Like many Americans, I spent most of the day yesterday glued to the TV, watching as events unfolded near Boston. The suspense, anxiety and ultimate relief when the second suspect was captured drew me in like a thrilling action movie.
But at the end of the day, after the last press conference and the last news report, I turned off the TV and I prayed. Because this was not a movie; this was real life. These are real human beings who have been killed and injured, and their families and friends have been plunged into unimaginable grief.
I prayed for the victims, but I also prayed for the suspects. Because they too are beloved children of God, no matter what atrocious acts they may have committed.
In the 1930s, Jesus appeared to St. Faustina, a simple Polish nun. He delivered to her the message of his Divine Mercy, saying that he desires to grant mercy to all souls, even the most hardened sinners. He called on believers to entrust themselves to his mercy, while acting mercifully toward others.
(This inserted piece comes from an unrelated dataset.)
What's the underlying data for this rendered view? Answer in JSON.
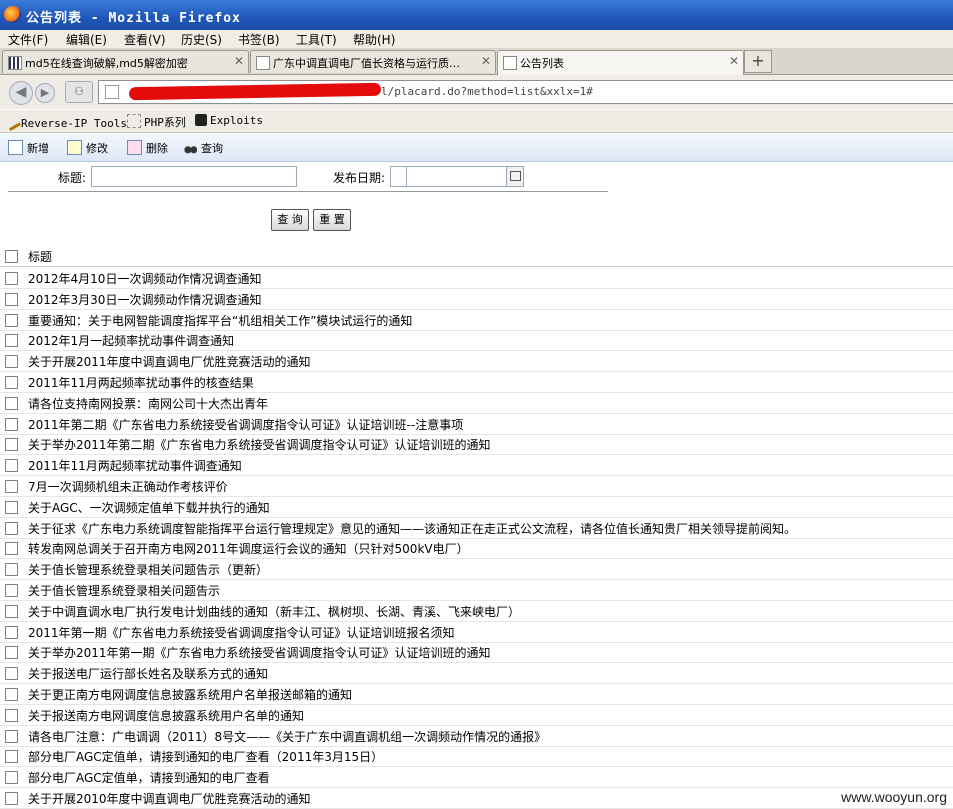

“Be always merciful as I am merciful. Love everyone out of love for Me, even your greatest enemies, so that My mercy may be fully reflected in your heart.”
He also said:
“It is not always within your power to control your feelings. You will recognize that you have love if, after having experienced annoyance and contradiction, you do not lose your peace, but pray for those who have made you suffer and wish them well.”
Grief, anger and fear are natural human reactions to the events in Boston this week. But we must take care not to let these emotions lead to bitter hatred. As difficult as it may be, we are commanded to love those who carried out these heinous acts, to pray for them and yes, forgive them. Jesus is our model in this, praying from the cross for those who were brutally killing him: “Father, forgive them, for they do not know what they do.”
I do not know what could incite a 19-year-old boy – who by all accounts seemed to be well-adjusted and peaceful, a good student and even a leader in the community – to carry out such horrible actions. In the coming weeks and months, the U.S. justice system will work to determine whether Dzhokhar Tsarnaev and his brother are guilty for the Boston bombings, and we will likely begin to get answers to some of the many questions surrounding the attack.
But I know this much: Jesus has asked us to pray for those who persecute us. This is not easy, but it is part of our calling as Christians. Browsing the internet last night, it was disturbing to see the words of hatred and how many people were condemning this young man to hell. That is never our place. Christ made it clear that we are all in need of forgiveness, and if we hope to receive mercy from him, we must show it to others.
The court system will determine what happens to Dzhokhar Tsarnaev. We should be praying for him alongside our continued prayers for the victims. I invite you to pray the Chaplet of Divine Mercy, a prayer given by Christ himself.
For the sake of his sorrowful passion, have mercy on us and on the whole world.